What you need to do => Please retype the entries below exactly as they are written.
···
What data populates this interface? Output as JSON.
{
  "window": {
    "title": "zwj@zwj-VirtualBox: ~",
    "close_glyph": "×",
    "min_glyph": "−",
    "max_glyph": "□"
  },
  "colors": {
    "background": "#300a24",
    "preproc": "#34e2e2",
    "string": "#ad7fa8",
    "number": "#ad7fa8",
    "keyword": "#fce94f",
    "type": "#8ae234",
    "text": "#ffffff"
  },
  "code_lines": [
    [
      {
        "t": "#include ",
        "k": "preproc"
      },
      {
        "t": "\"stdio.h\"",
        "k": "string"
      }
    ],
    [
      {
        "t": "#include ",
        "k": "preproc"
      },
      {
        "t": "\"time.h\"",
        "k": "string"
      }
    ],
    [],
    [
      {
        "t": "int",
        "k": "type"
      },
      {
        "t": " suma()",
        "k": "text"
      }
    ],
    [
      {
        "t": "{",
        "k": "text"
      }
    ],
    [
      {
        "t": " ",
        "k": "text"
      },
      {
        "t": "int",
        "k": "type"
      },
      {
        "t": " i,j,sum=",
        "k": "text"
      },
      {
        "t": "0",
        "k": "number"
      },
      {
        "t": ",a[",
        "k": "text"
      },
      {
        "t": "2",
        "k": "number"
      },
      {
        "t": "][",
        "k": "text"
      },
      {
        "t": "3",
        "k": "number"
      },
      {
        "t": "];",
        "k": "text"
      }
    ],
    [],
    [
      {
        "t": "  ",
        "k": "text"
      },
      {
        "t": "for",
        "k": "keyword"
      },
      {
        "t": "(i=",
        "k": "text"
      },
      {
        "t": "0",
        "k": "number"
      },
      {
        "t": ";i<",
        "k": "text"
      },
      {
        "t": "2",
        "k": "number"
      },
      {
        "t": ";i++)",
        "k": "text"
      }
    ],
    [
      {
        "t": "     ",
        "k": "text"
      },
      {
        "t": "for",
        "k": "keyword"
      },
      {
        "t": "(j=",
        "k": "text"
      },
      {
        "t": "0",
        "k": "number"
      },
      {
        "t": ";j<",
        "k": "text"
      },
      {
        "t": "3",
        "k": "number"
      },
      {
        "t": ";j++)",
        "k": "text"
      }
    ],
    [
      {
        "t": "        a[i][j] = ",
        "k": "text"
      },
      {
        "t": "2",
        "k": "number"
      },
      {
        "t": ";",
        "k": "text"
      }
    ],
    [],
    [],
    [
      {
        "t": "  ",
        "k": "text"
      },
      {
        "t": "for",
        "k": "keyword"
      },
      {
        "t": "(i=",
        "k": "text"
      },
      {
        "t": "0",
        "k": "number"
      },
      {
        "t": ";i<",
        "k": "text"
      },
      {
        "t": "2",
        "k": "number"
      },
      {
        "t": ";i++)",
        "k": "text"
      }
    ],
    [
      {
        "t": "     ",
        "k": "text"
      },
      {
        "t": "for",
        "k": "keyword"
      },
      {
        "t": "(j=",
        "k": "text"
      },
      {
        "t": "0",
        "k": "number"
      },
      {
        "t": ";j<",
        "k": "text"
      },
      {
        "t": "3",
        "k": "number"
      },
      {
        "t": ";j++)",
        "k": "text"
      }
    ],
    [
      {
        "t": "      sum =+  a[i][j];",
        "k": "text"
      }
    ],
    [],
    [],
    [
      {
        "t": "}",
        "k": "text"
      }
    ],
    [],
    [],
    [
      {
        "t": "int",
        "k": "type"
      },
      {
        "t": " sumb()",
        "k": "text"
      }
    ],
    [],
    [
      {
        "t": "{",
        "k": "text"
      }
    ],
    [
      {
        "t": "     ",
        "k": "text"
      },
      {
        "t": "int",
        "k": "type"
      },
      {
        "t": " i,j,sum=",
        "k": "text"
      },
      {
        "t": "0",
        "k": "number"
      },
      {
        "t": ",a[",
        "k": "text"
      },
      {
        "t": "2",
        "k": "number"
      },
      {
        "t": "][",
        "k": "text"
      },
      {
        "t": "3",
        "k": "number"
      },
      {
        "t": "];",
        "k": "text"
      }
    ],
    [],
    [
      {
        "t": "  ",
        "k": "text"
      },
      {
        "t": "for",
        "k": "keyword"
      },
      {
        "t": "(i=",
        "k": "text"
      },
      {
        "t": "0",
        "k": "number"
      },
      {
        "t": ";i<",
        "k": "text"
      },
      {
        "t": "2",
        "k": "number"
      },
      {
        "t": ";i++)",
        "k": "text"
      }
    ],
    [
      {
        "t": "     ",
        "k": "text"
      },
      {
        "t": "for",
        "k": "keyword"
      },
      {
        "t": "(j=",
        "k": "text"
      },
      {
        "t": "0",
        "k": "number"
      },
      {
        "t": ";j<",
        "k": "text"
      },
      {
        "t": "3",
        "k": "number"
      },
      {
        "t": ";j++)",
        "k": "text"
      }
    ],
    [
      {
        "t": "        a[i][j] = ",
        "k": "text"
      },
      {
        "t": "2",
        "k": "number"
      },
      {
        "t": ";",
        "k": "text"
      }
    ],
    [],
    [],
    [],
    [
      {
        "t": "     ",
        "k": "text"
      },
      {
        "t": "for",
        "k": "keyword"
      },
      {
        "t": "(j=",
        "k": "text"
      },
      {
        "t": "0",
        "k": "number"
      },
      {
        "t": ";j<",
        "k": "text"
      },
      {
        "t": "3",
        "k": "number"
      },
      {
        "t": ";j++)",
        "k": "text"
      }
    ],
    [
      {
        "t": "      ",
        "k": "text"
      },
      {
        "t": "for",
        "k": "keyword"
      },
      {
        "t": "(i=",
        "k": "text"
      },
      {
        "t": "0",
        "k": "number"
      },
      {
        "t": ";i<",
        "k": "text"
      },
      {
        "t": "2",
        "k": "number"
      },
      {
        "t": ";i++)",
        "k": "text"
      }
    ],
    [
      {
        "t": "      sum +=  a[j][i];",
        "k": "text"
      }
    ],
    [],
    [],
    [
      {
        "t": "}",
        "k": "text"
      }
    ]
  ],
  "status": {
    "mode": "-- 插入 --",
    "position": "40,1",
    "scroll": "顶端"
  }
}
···
Result for this exercise =>
What data populates this interface? Output as JSON.
{
  "window": {
    "title": "zwj@zwj-VirtualBox: ~",
    "close_glyph": "×",
    "min_glyph": "−",
    "max_glyph": "□"
  },
  "colors": {
    "background": "#300a24",
    "preproc": "#34e2e2",
    "string": "#ad7fa8",
    "number": "#ad7fa8",
    "keyword": "#fce94f",
    "type": "#8ae234",
    "text": "#ffffff"
  },
  "code_lines": [
    [
      {
        "t": "#include ",
        "k": "preproc"
      },
      {
        "t": "\"stdio.h\"",
        "k": "string"
      }
    ],
    [
      {
        "t": "#include ",
        "k": "preproc"
      },
      {
        "t": "\"time.h\"",
        "k": "string"
      }
    ],
    [],
    [
      {
        "t": "int",
        "k": "type"
      },
      {
        "t": " suma()",
        "k": "text"
      }
    ],
    [
      {
        "t": "{",
        "k": "text"
      }
    ],
    [
      {
        "t": " ",
        "k": "text"
      },
      {
        "t": "int",
        "k": "type"
      },
      {
        "t": " i,j,sum=",
        "k": "text"
      },
      {
        "t": "0",
        "k": "number"
      },
      {
        "t": ",a[",
        "k": "text"
      },
      {
        "t": "2",
        "k": "number"
      },
      {
        "t": "][",
        "k": "text"
      },
      {
        "t": "3",
        "k": "number"
      },
      {
        "t": "];",
        "k": "text"
      }
    ],
    [],
    [
      {
        "t": "  ",
        "k": "text"
      },
      {
        "t": "for",
        "k": "keyword"
      },
      {
        "t": "(i=",
        "k": "text"
      },
      {
        "t": "0",
        "k": "number"
      },
      {
        "t": ";i<",
        "k": "text"
      },
      {
        "t": "2",
        "k": "number"
      },
      {
        "t": ";i++)",
        "k": "text"
      }
    ],
    [
      {
        "t": "     ",
        "k": "text"
      },
      {
        "t": "for",
        "k": "keyword"
      },
      {
        "t": "(j=",
        "k": "text"
      },
      {
        "t": "0",
        "k": "number"
      },
      {
        "t": ";j<",
        "k": "text"
      },
      {
        "t": "3",
        "k": "number"
      },
      {
        "t": ";j++)",
        "k": "text"
      }
    ],
    [
      {
        "t": "        a[i][j] = ",
        "k": "text"
      },
      {
        "t": "2",
        "k": "number"
      },
      {
        "t": ";",
        "k": "text"
      }
    ],
    [],
    [],
    [
      {
        "t": "  ",
        "k": "text"
      },
      {
        "t": "for",
        "k": "keyword"
      },
      {
        "t": "(i=",
        "k": "text"
      },
      {
        "t": "0",
        "k": "number"
      },
      {
        "t": ";i<",
        "k": "text"
      },
      {
        "t": "2",
        "k": "number"
      },
      {
        "t": ";i++)",
        "k": "text"
      }
    ],
    [
      {
        "t": "     ",
        "k": "text"
      },
      {
        "t": "for",
        "k": "keyword"
      },
      {
        "t": "(j=",
        "k": "text"
      },
      {
        "t": "0",
        "k": "number"
      },
      {
        "t": ";j<",
        "k": "text"
      },
      {
        "t": "3",
        "k": "number"
      },
      {
        "t": ";j++)",
        "k": "text"
      }
    ],
    [
      {
        "t": "      sum =+  a[i][j];",
        "k": "text"
      }
    ],
    [],
    [],
    [
      {
        "t": "}",
        "k": "text"
      }
    ],
    [],
    [],
    [
      {
        "t": "int",
        "k": "type"
      },
      {
        "t": " sumb()",
        "k": "text"
      }
    ],
    [],
    [
      {
        "t": "{",
        "k": "text"
      }
    ],
    [
      {
        "t": "     ",
        "k": "text"
      },
      {
        "t": "int",
        "k": "type"
      },
      {
        "t": " i,j,sum=",
        "k": "text"
      },
      {
        "t": "0",
        "k": "number"
      },
      {
        "t": ",a[",
        "k": "text"
      },
      {
        "t": "2",
        "k": "number"
      },
      {
        "t": "][",
        "k": "text"
      },
      {
        "t": "3",
        "k": "number"
      },
      {
        "t": "];",
        "k": "text"
      }
    ],
    [],
    [
      {
        "t": "  ",
        "k": "text"
      },
      {
        "t": "for",
        "k": "keyword"
      },
      {
        "t": "(i=",
        "k": "text"
      },
      {
        "t": "0",
        "k": "number"
      },
      {
        "t": ";i<",
        "k": "text"
      },
      {
        "t": "2",
        "k": "number"
      },
      {
        "t": ";i++)",
        "k": "text"
      }
    ],
    [
      {
        "t": "     ",
        "k": "text"
      },
      {
        "t": "for",
        "k": "keyword"
      },
      {
        "t": "(j=",
        "k": "text"
      },
      {
        "t": "0",
        "k": "number"
      },
      {
        "t": ";j<",
        "k": "text"
      },
      {
        "t": "3",
        "k": "number"
      },
      {
        "t": ";j++)",
        "k": "text"
      }
    ],
    [
      {
        "t": "        a[i][j] = ",
        "k": "text"
      },
      {
        "t": "2",
        "k": "number"
      },
      {
        "t": ";",
        "k": "text"
      }
    ],
    [],
    [],
    [],
    [
      {
        "t": "     ",
        "k": "text"
      },
      {
        "t": "for",
        "k": "keyword"
      },
      {
        "t": "(j=",
        "k": "text"
      },
      {
        "t": "0",
        "k": "number"
      },
      {
        "t": ";j<",
        "k": "text"
      },
      {
        "t": "3",
        "k": "number"
      },
      {
        "t": ";j++)",
        "k": "text"
      }
    ],
    [
      {
        "t": "      ",
        "k": "text"
      },
      {
        "t": "for",
        "k": "keyword"
      },
      {
        "t": "(i=",
        "k": "text"
      },
      {
        "t": "0",
        "k": "number"
      },
      {
        "t": ";i<",
        "k": "text"
      },
      {
        "t": "2",
        "k": "number"
      },
      {
        "t": ";i++)",
        "k": "text"
      }
    ],
    [
      {
        "t": "      sum +=  a[j][i];",
        "k": "text"
      }
    ],
    [],
    [],
    [
      {
        "t": "}",
        "k": "text"
      }
    ]
  ],
  "status": {
    "mode": "-- 插入 --",
    "position": "40,1",
    "scroll": "顶端"
  }
}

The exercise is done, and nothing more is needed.